### What is needed
Search term "screenshot": copy each line of the data containing it.

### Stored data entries
++++++++++
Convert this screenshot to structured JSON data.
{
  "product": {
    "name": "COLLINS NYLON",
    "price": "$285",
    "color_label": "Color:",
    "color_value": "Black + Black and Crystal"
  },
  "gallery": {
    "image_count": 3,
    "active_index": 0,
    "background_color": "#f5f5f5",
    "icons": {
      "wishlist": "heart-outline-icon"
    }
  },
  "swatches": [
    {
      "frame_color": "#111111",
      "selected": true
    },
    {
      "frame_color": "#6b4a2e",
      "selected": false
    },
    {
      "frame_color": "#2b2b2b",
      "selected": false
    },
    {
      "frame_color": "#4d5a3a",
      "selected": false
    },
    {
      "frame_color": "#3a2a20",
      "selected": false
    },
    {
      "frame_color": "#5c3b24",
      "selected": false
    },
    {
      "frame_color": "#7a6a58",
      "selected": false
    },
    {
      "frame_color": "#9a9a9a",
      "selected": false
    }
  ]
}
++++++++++
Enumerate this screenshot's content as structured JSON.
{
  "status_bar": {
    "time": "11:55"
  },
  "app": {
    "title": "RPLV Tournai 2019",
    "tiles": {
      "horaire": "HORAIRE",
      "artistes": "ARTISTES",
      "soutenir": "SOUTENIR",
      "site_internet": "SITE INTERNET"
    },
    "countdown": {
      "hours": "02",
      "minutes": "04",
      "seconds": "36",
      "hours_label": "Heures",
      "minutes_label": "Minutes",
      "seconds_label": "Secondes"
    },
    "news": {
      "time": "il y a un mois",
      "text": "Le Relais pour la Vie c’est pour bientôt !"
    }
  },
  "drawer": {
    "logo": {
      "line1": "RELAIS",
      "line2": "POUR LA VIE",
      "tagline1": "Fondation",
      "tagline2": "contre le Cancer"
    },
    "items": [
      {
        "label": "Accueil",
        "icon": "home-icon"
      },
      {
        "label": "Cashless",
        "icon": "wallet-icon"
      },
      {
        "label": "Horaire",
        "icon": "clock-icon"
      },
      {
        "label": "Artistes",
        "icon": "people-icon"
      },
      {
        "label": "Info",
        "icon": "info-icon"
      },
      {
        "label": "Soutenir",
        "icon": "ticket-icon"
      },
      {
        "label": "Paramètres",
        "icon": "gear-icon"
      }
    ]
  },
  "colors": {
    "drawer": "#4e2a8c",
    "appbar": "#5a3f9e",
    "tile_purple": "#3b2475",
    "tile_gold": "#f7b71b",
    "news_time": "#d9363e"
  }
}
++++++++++
### Answer to this task
Convert this screenshot to structured JSON data.
Enumerate this screenshot's content as structured JSON.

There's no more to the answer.